Page and application data records

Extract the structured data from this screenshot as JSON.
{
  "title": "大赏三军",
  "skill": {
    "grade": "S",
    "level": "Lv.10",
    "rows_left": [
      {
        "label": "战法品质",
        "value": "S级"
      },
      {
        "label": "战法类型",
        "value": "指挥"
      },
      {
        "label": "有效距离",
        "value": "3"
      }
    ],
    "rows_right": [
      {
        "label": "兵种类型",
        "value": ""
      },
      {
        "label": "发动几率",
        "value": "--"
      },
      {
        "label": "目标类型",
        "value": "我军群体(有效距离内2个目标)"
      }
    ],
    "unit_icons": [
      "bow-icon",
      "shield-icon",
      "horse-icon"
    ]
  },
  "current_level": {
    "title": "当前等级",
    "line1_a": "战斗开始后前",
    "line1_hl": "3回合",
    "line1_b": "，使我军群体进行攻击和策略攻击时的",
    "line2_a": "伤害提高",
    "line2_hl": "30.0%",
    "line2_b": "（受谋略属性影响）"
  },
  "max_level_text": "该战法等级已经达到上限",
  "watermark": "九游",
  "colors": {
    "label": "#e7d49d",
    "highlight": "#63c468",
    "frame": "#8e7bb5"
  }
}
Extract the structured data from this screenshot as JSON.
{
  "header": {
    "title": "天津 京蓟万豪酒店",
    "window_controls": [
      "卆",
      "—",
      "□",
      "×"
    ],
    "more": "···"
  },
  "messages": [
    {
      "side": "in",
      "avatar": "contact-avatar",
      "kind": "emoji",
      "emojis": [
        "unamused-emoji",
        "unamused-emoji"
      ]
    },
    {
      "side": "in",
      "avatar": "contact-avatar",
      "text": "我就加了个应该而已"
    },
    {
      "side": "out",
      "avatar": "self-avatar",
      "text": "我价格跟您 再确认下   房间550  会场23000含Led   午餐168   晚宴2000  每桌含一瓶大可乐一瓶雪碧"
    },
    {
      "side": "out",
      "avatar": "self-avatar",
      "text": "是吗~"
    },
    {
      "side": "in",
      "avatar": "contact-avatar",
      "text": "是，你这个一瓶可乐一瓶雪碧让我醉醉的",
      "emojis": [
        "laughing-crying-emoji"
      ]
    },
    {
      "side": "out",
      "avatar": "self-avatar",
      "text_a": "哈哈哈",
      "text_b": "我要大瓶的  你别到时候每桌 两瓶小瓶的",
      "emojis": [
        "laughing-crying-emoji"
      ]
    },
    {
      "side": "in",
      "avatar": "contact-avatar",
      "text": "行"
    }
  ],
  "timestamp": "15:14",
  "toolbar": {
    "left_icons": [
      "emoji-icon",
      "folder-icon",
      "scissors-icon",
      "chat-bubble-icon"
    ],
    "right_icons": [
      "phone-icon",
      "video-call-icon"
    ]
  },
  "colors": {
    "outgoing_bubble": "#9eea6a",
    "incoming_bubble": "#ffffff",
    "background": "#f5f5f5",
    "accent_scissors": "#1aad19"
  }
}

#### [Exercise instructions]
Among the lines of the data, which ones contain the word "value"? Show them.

#### [Answer below]
        "value": "S级"
        "value": "指挥"
        "value": "3"
        "value": ""
        "value": "--"
        "value": "我军群体(有效距离内2个目标)"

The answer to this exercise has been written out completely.